Lines in the listing below may contain the string "JSON". Say how many do, giving only the number.

↓

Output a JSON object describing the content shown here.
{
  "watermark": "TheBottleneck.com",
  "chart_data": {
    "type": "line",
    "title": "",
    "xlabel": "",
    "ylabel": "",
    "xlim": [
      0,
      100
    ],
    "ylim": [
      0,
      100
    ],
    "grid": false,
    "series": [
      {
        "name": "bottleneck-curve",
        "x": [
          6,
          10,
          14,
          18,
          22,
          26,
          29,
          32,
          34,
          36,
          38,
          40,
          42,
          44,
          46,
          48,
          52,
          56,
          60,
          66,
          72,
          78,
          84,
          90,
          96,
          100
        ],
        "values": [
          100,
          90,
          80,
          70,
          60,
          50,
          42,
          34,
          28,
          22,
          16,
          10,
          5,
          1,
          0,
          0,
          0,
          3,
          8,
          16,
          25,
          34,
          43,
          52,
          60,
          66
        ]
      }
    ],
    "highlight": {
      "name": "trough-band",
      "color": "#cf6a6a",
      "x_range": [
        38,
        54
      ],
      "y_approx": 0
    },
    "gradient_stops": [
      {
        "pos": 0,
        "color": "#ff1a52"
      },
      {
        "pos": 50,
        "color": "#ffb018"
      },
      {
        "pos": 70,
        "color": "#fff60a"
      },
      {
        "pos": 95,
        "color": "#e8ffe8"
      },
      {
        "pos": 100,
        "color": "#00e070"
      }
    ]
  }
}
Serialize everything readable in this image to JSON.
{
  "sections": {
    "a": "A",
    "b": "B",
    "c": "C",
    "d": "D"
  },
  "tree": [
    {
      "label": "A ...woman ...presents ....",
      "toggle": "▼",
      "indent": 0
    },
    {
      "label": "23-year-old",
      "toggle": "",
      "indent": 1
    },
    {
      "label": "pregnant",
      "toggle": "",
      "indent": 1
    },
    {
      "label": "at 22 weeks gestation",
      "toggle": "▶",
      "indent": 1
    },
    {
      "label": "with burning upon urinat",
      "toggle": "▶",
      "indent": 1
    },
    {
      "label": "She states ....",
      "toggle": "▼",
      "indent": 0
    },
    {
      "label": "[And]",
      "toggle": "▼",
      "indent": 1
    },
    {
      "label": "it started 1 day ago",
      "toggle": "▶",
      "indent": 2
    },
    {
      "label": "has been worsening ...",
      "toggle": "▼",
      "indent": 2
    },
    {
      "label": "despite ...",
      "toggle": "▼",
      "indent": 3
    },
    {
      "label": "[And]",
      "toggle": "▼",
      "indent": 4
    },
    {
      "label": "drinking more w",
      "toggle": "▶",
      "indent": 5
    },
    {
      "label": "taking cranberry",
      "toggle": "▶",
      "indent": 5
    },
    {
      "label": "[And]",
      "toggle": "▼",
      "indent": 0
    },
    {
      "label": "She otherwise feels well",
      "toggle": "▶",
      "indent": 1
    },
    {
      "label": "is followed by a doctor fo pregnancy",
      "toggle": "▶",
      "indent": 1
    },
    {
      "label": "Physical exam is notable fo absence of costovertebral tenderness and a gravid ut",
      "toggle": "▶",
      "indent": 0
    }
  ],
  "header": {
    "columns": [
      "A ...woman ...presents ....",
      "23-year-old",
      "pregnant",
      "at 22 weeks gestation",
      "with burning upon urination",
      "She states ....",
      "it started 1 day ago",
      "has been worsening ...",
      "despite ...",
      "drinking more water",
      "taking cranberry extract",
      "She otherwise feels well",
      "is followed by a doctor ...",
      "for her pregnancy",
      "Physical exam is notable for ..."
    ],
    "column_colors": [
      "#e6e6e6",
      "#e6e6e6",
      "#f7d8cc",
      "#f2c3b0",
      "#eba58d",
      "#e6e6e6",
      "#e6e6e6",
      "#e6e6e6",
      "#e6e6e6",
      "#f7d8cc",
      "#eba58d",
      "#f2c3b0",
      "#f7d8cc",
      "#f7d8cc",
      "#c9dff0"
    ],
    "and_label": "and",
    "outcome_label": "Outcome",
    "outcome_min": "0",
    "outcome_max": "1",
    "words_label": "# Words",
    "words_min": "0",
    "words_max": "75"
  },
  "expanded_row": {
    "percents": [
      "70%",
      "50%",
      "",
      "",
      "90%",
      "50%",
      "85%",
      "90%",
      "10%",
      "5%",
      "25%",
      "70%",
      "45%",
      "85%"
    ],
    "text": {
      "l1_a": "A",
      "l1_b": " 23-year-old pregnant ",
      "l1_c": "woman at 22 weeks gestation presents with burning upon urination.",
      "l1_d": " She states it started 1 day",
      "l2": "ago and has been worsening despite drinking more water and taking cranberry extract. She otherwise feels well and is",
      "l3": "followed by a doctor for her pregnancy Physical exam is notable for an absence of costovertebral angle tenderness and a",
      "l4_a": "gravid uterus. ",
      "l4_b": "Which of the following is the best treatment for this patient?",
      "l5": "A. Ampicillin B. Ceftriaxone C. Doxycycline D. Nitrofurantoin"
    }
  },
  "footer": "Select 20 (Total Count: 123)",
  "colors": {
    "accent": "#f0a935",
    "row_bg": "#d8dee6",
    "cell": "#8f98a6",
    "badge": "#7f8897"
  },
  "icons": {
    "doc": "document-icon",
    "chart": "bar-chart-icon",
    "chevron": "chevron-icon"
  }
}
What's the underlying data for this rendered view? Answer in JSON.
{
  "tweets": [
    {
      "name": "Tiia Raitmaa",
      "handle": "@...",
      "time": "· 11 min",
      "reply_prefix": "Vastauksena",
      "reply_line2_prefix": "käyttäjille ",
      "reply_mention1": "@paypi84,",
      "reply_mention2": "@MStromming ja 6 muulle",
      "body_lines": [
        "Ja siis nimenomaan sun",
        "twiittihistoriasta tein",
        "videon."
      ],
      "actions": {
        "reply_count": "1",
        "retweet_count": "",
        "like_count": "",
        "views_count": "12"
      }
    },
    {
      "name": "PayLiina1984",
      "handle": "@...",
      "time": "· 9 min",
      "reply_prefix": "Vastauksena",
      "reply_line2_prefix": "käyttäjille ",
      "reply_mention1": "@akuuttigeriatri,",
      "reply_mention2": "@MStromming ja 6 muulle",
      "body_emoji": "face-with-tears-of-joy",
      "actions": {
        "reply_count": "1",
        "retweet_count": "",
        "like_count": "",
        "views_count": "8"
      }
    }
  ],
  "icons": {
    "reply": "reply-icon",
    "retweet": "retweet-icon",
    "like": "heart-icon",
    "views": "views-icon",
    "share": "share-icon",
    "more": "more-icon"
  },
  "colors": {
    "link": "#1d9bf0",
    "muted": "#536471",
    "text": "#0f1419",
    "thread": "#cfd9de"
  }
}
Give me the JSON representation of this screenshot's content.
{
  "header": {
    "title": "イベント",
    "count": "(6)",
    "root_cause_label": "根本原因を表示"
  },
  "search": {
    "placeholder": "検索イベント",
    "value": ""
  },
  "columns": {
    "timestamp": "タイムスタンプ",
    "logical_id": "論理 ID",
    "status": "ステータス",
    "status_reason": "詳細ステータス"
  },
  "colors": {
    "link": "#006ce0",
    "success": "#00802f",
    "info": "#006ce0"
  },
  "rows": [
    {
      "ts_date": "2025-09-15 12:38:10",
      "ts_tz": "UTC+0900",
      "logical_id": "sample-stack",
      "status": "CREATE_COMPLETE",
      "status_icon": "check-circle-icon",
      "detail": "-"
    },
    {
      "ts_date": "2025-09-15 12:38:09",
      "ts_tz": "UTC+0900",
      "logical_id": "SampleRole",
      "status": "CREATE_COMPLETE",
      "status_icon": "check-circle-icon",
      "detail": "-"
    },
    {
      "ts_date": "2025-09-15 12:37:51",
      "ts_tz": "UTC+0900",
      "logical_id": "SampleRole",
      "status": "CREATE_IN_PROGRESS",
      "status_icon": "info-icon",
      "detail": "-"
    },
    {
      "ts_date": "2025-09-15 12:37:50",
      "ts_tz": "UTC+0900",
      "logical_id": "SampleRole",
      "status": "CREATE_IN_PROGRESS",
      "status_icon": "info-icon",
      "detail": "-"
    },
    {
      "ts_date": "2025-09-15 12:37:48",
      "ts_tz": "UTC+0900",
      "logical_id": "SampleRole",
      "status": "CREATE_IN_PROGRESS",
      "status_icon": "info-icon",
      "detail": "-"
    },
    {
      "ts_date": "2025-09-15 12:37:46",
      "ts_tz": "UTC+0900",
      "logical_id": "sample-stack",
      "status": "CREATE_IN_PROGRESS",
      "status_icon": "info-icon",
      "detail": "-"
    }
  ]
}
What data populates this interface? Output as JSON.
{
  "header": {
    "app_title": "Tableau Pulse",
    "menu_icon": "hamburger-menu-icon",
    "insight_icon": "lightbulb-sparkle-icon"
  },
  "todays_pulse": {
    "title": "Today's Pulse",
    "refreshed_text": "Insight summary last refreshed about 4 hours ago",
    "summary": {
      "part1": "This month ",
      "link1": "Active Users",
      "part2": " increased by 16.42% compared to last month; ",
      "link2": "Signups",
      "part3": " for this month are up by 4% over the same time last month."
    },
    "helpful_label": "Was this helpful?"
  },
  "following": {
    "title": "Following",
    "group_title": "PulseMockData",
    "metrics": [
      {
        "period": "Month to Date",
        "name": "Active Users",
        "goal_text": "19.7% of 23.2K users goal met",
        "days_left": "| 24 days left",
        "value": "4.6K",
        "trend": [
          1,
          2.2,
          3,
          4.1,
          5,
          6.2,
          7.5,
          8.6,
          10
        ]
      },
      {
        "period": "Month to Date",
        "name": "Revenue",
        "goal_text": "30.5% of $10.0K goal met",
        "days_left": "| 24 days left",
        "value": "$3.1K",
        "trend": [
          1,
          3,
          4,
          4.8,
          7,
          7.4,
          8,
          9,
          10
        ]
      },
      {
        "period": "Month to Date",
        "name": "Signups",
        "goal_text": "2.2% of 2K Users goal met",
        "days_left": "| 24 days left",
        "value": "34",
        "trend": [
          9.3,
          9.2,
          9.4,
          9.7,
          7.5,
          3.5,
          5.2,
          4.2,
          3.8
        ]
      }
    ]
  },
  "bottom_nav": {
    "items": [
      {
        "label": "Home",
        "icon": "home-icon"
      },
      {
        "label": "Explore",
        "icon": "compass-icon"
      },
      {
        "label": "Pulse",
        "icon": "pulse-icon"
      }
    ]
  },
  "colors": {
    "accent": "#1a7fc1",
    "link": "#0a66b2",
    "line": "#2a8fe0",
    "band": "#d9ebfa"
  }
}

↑

**THE ANSWER**
5